Share As Feature Service

If you want access to any feature information in the web map, you will also need to publish a map service with feature access. Typically the primary reason for wanting feature access is to enable pop-ups in the web map, enabling somebody to click on a point and  information about the point to appear in a pop-up.

This process is fairly similar to publishing the tile package, except this time we are sharing the map. Go to File > Share Map > Service.

Share as Service

Next, select Publish as a Service.

Service Type

Select My Hosted Services (<organization name>) and give your service a name.

Connection and Name

After clicking continue, the service editor dialog will appear. In this dialog, Tiled Mapping in the default choice under capabilities. You do not want this selected. Tiled Mapping is a cached map. As earlier discussed, this will consume a tremendous amount of credits. What you want is a feature service. Uncheck Tiled Mapping and check Feature Service.

Feature Service

After providing, at a minimum, a feature description and tags, analyze and publish the service just like the tile package. First view and rectify as many errors as possible. Then publish the service to

This step creates a tile package and uploads it to There is one more step you must complete to have a cached service on, publishing the package. Yes, this seems redundant. Publishing from ArcMap creates and uploads the tile package to, but it does not automatically create a cached map service from the tile package. You must perform this step.

ArcGIS Publish Tile Package Button

After uploading, locate the uploaded tile package on in My Content. While viewing the page for the uploaded tile package on, there will be a button on the right side called (no kidding), Publish. Pressing this button will open a small dialog prompting for two parameters, the service name and tags. After completing this, you have published your tile package as a cached map service on without burning a ton of credits.
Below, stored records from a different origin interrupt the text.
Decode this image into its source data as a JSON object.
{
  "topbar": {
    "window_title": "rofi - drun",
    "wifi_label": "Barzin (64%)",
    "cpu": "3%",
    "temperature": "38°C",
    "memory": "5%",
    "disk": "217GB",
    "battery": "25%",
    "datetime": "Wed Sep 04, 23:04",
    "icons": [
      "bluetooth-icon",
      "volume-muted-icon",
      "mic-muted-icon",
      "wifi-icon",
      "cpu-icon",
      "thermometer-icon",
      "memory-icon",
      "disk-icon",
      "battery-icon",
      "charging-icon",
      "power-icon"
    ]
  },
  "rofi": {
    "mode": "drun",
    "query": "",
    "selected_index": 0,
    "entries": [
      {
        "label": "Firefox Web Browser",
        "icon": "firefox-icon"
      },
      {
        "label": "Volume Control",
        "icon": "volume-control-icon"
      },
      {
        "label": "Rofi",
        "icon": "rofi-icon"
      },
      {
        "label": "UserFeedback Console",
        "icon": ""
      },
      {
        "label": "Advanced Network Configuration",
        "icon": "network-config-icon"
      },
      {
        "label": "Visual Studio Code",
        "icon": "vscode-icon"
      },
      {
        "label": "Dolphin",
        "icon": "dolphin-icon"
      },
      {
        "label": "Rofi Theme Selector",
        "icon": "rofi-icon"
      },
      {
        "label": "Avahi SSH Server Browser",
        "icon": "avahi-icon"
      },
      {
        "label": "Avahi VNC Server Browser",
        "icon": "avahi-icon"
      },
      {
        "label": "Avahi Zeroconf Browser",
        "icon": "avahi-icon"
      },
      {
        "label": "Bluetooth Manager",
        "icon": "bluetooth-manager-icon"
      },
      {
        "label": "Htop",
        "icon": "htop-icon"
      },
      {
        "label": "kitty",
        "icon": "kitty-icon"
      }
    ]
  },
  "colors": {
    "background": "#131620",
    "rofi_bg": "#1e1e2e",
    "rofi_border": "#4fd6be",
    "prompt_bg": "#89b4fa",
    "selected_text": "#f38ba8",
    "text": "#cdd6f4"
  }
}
Once published, the feature service can be added to a web map with the service created from the tile package. Pop-ups are enabled for the feature service and the visibility is set to completely transparent. In this way you get the best of both worlds, a fast rendering map due to the cached tiles with feature access in pop-ups due to the feature service.